Make it yours: the story behind hacking IKEA
A new exhibition at the IKEA Museum explores the movement of hacking. It reflects the growing trend for adapting IKEA products and invites visitors to get involved.
The art of hacking
Customers have been hacking IKEA products for years, and the hype around the movement has inspired a new exhibition at the IKEA Museum in Älmhult, Sweden, entitled, IKEA Hacked: Our Products. Your Ideas. The team invited more than 30 artists and designers to include works of art they had created by repurposing pieces of IKEA. Four of the artists will also be in residence producing new hacks as part of the exhibition workshops. ‘We think it’s flattering that people worldwide are curious and get creative with our products, and we wanted to investigate this phenomenon in an exhibition,’ explains Camilla Junger, exhibitions team leader. Opening on 28 April, it includes everything from a tailored dress made from FRAKTA bags to a sculpture by Swedish artist Michael Johansson called LACK of Space, adapted from one of the best-known IKEA tables.
IKEA hackers think outside the flatpack. They share their work to inspire others and help them in their quest for a better everyday”
Jules Yap, founder of IKEAhackers.net
To encourage more people to get involved, customers will have the opportunity to try their hand at hacking in a series of workshops running throughout the exhibition.
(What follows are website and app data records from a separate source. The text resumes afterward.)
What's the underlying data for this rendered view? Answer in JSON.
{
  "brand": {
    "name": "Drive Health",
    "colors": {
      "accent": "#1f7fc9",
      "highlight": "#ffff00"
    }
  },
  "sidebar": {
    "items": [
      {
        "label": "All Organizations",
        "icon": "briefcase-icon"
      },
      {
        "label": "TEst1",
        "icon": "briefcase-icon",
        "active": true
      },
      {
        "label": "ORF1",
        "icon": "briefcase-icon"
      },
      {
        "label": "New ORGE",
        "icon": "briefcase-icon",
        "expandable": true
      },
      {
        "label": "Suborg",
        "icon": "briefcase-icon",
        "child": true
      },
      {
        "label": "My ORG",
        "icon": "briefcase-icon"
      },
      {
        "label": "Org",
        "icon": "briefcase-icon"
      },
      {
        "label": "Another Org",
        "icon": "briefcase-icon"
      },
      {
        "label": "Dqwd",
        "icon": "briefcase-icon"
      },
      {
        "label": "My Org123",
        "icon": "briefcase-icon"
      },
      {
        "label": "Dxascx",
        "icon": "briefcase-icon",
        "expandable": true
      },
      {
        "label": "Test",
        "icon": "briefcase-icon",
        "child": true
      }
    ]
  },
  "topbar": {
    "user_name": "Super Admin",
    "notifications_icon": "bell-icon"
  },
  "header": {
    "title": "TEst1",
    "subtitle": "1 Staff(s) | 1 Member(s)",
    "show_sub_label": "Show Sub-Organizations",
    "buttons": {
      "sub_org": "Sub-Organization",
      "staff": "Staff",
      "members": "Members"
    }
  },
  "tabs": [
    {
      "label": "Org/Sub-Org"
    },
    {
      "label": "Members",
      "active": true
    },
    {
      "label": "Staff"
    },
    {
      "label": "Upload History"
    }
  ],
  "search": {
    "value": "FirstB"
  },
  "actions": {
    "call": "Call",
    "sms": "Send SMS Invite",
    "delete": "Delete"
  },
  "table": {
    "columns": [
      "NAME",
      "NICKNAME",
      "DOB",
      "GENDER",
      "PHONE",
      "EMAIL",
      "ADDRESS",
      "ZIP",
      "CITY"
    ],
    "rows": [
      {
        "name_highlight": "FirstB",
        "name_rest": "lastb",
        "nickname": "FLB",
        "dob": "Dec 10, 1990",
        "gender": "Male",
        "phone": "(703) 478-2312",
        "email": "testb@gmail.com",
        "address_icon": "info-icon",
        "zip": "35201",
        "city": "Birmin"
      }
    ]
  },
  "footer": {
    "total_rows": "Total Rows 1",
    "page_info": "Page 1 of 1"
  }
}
There will be an interactive light table, where visitors can create a one-minute lamp using IKEA items, and lectures and workshops on how to keep hacking safe and the possible negative results of altering products. There’s also the chance that your ideas will become a source of inspiration for IKEA. ‘The results may end up in the exhibition, or even inspire future collections,’ says Camilla. ‘Co-create (inviting customers to create new products with IKEA) is here to stay, and what we see here is only the beginning of a more democratic design involving the many people.’
Find out more about IKEA Hacked: Our Products. Your Ideas, at ikeamuseum.com